[Opening Input material section]

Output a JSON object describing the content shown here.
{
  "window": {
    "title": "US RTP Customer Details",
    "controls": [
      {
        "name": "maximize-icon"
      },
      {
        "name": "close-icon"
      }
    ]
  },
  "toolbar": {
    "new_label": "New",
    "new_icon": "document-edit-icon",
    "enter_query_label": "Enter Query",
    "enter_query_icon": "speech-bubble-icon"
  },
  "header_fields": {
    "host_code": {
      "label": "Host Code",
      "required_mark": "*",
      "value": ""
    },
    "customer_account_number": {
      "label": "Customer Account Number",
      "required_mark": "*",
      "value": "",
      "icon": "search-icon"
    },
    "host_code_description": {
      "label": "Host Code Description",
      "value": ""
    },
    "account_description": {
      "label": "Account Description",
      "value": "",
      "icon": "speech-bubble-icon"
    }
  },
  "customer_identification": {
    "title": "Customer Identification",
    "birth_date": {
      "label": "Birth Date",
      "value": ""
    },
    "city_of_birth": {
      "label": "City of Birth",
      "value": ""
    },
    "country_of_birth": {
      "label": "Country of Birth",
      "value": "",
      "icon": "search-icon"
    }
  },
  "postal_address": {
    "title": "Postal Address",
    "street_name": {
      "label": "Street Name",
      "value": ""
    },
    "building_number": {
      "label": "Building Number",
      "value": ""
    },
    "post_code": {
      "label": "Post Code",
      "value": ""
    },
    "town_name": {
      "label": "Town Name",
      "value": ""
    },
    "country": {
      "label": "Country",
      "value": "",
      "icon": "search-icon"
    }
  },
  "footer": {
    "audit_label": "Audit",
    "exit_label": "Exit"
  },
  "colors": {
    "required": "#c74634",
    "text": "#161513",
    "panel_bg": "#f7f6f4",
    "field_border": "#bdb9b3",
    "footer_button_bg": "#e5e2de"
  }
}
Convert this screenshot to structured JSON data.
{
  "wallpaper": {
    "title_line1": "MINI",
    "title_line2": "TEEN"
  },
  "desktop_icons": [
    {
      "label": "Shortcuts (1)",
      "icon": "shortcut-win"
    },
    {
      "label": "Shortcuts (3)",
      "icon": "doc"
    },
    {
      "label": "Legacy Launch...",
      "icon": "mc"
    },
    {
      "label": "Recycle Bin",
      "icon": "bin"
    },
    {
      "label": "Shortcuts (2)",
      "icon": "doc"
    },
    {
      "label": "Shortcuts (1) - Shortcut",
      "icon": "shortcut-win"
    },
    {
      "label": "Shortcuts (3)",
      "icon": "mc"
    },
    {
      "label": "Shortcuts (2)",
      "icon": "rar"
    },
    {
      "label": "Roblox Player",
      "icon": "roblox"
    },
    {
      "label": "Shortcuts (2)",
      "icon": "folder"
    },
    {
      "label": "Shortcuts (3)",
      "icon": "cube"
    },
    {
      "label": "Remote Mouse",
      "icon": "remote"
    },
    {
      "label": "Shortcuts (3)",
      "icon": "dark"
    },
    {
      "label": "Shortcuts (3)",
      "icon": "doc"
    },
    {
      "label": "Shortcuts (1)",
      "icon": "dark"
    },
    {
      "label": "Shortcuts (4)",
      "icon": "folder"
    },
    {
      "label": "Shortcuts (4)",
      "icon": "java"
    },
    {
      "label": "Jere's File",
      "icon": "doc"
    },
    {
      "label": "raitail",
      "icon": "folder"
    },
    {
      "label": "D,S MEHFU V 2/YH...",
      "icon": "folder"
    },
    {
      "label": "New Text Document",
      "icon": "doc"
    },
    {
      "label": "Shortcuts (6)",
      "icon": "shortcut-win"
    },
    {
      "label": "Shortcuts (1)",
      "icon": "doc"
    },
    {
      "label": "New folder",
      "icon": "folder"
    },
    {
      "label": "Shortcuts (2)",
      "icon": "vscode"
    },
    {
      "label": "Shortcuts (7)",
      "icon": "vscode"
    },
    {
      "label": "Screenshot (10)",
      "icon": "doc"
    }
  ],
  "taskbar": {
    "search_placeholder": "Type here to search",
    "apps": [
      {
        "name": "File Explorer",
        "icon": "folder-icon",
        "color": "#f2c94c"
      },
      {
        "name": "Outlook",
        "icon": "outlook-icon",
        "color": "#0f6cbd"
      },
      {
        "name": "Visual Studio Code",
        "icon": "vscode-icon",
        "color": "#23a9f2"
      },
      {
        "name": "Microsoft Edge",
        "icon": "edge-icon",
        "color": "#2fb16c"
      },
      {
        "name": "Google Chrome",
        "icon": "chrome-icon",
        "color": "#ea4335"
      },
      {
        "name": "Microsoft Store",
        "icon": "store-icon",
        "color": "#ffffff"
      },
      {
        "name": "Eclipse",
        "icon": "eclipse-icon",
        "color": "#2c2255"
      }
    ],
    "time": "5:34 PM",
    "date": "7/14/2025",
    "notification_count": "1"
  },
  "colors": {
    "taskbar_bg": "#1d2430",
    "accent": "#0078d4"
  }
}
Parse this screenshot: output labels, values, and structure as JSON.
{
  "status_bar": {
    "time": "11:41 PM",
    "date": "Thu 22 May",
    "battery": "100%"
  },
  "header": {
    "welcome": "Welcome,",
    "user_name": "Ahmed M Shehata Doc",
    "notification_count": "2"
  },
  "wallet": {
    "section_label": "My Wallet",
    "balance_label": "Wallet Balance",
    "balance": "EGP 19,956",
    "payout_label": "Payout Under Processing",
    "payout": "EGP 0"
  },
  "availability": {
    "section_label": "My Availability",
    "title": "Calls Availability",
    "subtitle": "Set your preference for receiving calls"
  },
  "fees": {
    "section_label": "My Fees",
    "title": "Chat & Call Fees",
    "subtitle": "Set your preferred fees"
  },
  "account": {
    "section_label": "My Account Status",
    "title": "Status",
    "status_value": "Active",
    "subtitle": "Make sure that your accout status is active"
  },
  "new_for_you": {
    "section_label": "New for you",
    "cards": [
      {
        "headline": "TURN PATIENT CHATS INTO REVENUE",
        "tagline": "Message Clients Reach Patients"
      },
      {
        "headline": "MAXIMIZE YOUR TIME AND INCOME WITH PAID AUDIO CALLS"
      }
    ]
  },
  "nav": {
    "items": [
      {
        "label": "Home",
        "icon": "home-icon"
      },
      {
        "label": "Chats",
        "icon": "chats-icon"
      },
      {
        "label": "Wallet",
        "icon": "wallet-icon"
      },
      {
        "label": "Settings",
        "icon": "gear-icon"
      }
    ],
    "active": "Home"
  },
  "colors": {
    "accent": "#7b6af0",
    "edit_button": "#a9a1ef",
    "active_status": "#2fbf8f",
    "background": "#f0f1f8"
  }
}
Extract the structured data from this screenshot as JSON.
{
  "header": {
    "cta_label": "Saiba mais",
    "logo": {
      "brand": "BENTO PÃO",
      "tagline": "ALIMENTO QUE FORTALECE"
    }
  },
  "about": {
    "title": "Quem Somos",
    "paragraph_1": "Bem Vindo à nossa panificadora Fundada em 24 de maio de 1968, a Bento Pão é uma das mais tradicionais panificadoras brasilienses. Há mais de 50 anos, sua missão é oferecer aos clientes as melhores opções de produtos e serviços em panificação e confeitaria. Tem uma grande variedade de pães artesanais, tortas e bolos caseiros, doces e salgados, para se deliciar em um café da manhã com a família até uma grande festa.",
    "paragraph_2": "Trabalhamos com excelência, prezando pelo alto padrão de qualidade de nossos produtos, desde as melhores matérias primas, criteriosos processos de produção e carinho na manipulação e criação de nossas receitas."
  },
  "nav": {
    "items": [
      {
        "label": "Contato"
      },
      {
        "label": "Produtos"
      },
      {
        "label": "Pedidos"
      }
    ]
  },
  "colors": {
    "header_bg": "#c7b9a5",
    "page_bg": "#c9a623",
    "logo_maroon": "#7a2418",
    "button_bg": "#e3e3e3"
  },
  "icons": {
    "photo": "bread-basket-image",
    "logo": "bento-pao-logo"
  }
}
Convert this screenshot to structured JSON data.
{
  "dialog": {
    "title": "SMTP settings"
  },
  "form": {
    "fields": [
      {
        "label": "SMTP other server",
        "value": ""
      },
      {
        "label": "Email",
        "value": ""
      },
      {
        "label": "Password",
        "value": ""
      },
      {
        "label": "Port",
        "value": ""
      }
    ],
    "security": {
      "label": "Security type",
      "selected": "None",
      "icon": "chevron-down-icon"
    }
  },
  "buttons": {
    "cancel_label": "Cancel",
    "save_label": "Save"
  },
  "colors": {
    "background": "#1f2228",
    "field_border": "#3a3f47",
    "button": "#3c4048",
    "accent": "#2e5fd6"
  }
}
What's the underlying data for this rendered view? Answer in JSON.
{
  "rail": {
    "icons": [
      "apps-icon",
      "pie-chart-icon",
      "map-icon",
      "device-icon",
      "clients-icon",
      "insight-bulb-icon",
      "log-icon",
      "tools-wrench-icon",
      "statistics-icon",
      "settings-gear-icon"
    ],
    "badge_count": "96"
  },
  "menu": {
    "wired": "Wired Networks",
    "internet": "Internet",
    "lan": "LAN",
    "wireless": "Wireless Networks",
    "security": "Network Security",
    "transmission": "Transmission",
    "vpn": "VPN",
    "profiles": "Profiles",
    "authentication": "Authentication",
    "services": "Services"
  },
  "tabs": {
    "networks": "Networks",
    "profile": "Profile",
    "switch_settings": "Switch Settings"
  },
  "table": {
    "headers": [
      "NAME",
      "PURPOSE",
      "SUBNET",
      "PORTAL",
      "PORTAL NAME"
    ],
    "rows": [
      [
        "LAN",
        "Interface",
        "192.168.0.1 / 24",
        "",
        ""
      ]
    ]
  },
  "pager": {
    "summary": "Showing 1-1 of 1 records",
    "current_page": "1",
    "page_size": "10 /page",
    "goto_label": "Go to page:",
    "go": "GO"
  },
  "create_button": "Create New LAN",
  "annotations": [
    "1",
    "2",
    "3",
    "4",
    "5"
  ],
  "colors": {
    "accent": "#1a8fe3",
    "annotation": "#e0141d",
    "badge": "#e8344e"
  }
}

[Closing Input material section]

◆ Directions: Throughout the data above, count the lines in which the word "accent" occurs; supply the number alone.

◆ Response to the exercise: 4